◆ **WORK INSTRUCTIONS**:
All the lines below need to be output exactly, apart from any images.

◆ **PROVIDED INFORMATION**:
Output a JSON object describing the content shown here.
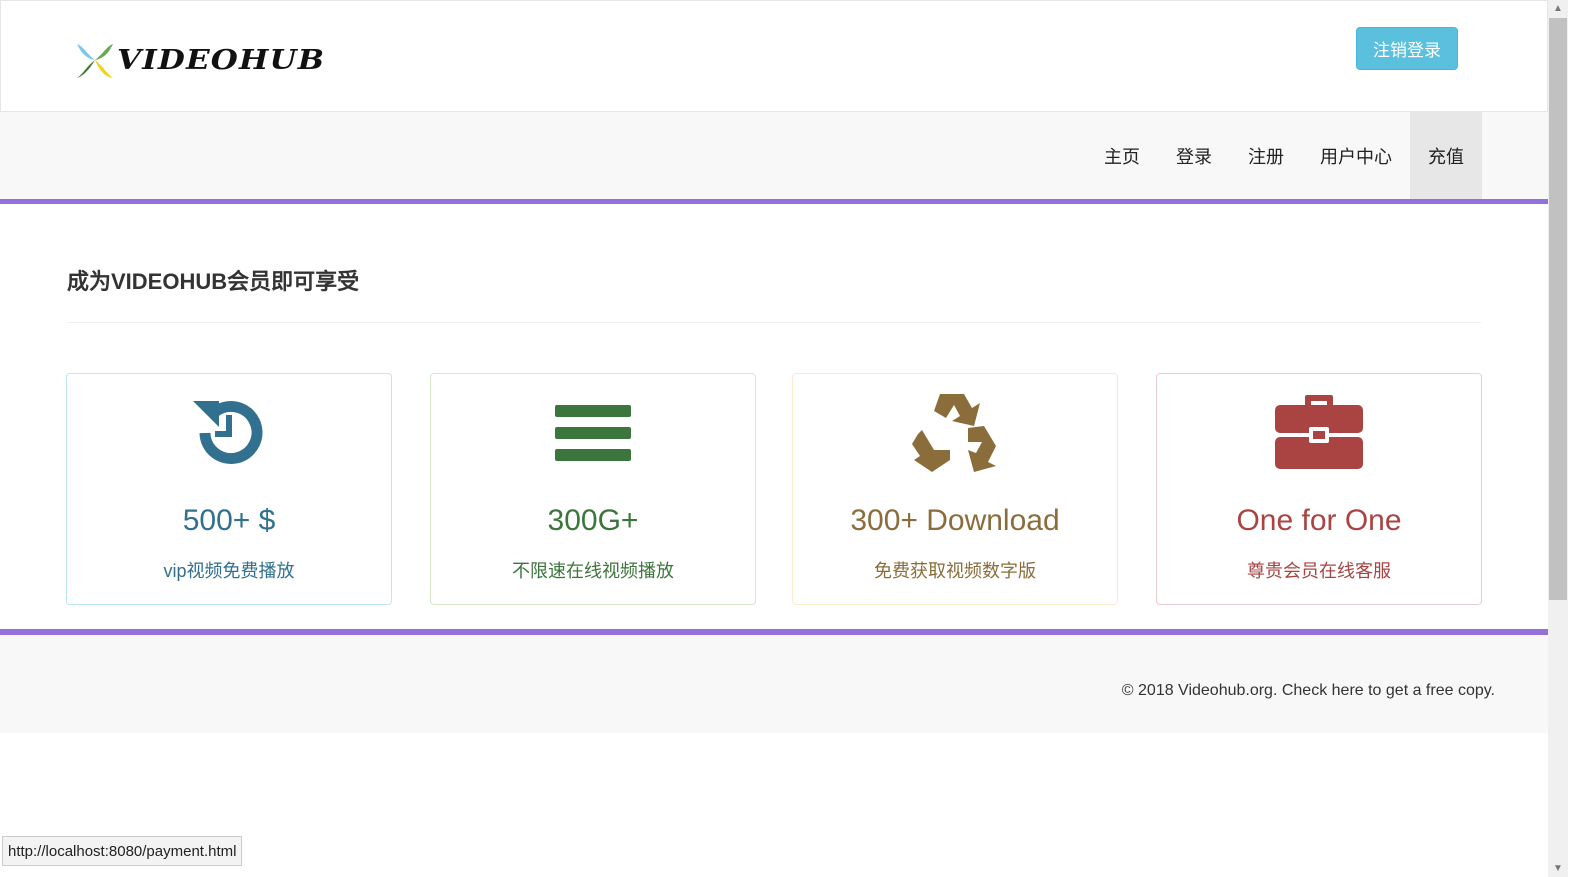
{
  "header": {
    "logo_text": "VIDEOHUB",
    "logout_label": "注销登录"
  },
  "nav": {
    "items": [
      {
        "label": "主页"
      },
      {
        "label": "登录"
      },
      {
        "label": "注册"
      },
      {
        "label": "用户中心"
      },
      {
        "label": "充值"
      }
    ],
    "active": "充值"
  },
  "main": {
    "title": "成为VIDEOHUB会员即可享受",
    "cards": [
      {
        "icon": "history-icon",
        "stat": "500+  $",
        "desc": "vip视频免费播放",
        "color": "#31708f"
      },
      {
        "icon": "menu-bars-icon",
        "stat": "300G+",
        "desc": "不限速在线视频播放",
        "color": "#3c763d"
      },
      {
        "icon": "recycle-icon",
        "stat": "300+ Download",
        "desc": "免费获取视频数字版",
        "color": "#8a6d3b"
      },
      {
        "icon": "briefcase-icon",
        "stat": "One for One",
        "desc": "尊贵会员在线客服",
        "color": "#a94442"
      }
    ]
  },
  "footer": {
    "text": "© 2018 Videohub.org. Check here to get a free copy."
  },
  "statusbar": {
    "url": "http://localhost:8080/payment.html"
  },
  "colors": {
    "accent": "#9370db",
    "button": "#5bc0de"
  }
}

◆ **WRITTEN SOLUTION**:
Output a JSON object describing the content shown here.
{
  "header": {
    "logo_text": "VIDEOHUB",
    "logout_label": "注销登录"
  },
  "nav": {
    "items": [
      {
        "label": "主页"
      },
      {
        "label": "登录"
      },
      {
        "label": "注册"
      },
      {
        "label": "用户中心"
      },
      {
        "label": "充值"
      }
    ],
    "active": "充值"
  },
  "main": {
    "title": "成为VIDEOHUB会员即可享受",
    "cards": [
      {
        "icon": "history-icon",
        "stat": "500+  $",
        "desc": "vip视频免费播放",
        "color": "#31708f"
      },
      {
        "icon": "menu-bars-icon",
        "stat": "300G+",
        "desc": "不限速在线视频播放",
        "color": "#3c763d"
      },
      {
        "icon": "recycle-icon",
        "stat": "300+ Download",
        "desc": "免费获取视频数字版",
        "color": "#8a6d3b"
      },
      {
        "icon": "briefcase-icon",
        "stat": "One for One",
        "desc": "尊贵会员在线客服",
        "color": "#a94442"
      }
    ]
  },
  "footer": {
    "text": "© 2018 Videohub.org. Check here to get a free copy."
  },
  "statusbar": {
    "url": "http://localhost:8080/payment.html"
  },
  "colors": {
    "accent": "#9370db",
    "button": "#5bc0de"
  }
}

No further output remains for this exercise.